On the small side, Robel were showing off two interesting new battery-powered tools. One was a rail drill which easily bored bolt holes in demonstration rails, and the other was an impact wrench the head of which could be pivoted to accommodate either horizontal fishplate bolts or vertical rail retaining bolts. .
The lithium-iron battery packs were a new Robel development and had plenty of power to do these jobs. The interchangeability also allows only one battery to be taken on a job requiring several different tools, saving weight, or several batteries to be taken when it is known a lot of power will be consumed.
These two new tools were demonstrated and show visitors could try for themselves. Even your writer drilled a perfectly satisfactory hole in a short length of rail in only half a minute – impressive.
Having interchangeable power packs is not new for Robel. Its modular hydraulics series was launched at InnoTrans last year and has proved popular.
Extra modules were released at IAF and a selection of clipping/unclipping machines was on show for even the newest FE clips. The power modules (petrol or cable- electric) are easily attached and removed, allowing for easy transport and versatile use. At 70kg per module, they are much more easily transported than a one-piece machine weighing over 150.

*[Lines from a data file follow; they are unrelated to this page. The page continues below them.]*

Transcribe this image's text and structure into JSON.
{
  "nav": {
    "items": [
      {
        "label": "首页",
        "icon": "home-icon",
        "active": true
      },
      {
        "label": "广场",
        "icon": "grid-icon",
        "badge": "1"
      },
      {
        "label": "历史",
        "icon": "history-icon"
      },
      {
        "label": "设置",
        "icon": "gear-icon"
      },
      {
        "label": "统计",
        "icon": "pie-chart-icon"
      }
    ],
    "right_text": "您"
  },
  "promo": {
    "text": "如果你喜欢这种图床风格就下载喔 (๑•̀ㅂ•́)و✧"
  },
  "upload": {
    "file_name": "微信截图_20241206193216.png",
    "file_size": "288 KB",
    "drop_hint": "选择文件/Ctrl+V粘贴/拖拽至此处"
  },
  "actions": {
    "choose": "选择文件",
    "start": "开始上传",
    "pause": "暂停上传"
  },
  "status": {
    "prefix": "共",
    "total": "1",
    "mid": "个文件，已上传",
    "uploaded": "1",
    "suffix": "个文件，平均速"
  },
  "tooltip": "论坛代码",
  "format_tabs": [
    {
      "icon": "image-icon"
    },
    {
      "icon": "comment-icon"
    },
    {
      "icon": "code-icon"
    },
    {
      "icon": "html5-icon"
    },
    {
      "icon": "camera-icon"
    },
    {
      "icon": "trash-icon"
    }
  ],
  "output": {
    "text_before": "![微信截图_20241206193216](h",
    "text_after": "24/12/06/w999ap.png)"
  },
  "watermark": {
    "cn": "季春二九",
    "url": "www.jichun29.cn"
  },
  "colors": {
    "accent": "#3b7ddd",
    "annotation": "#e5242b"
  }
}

Windhoff was showing the first two sections of the high-output electrification train that it is building for Network Rail. Basically multi- purpose vehicles with manipulator arms on the beds, these will be joined by over twenty more units by the time the train is complete.
The Swedish Huddig machines mentioned in The Rail Engineer recently (issue 104, June 2013), and often used for overhead line replacement, were also on display – this time with Rosenqvist attachments. Both Swedish and British versions of SRS were present as well, the latter with a Chinese-built road-rail lorry.
Another Swedish company, Railcare, had its snow melter parked on track next to their hospitality unit. Mainly used in depots, snow is swept up off the track and blown back into a warm water tank inside the machine, where it melts. Excess water is pumped back to a storage tank in a trailing wagon.
Hopefully, that too is heated or it is a great way to make a big block of ice! Incidentally, Railcare’s Rail-Vac machines can be used for snow clearance at a push. As the UK always seems to be surprised when it snows, that may come in useful.
Specialist manufacturer and contractor Speno had a large stand and a large track grinding train. The company runs one train in the UK, in the south, but has many more around Europe.
Rail milling specialist Linsinger was there too, although based inside the hall. There seemed to be a steady stream of visitors to the stand.
Quite a few companies well known to The Rail Engineer were at Münster. Several Network Rail representatives were having a look around. Tata Steel were showing the latest developments in rail, and doing a nice line in sandwiches – thanks Karen!
Strail had a busy stand, and RSS, manufacturer of the magnetic safety barrier which was first seen in the UK at the Rail Safety Summit a year ago, was showing how many different poles and uprights are needed for different markets. There was British blue, and yellow/black, and red/white – what was that about European standardisation?
There was even a little yellow wagon outside the hall. That too was a Robel product. A number of contractors use little yellow wagons they have made themselves, and which are now failing safety checks due to tightened regulations. So Robel has made a proper one. Just another measure of the variety on show at IAF 2013.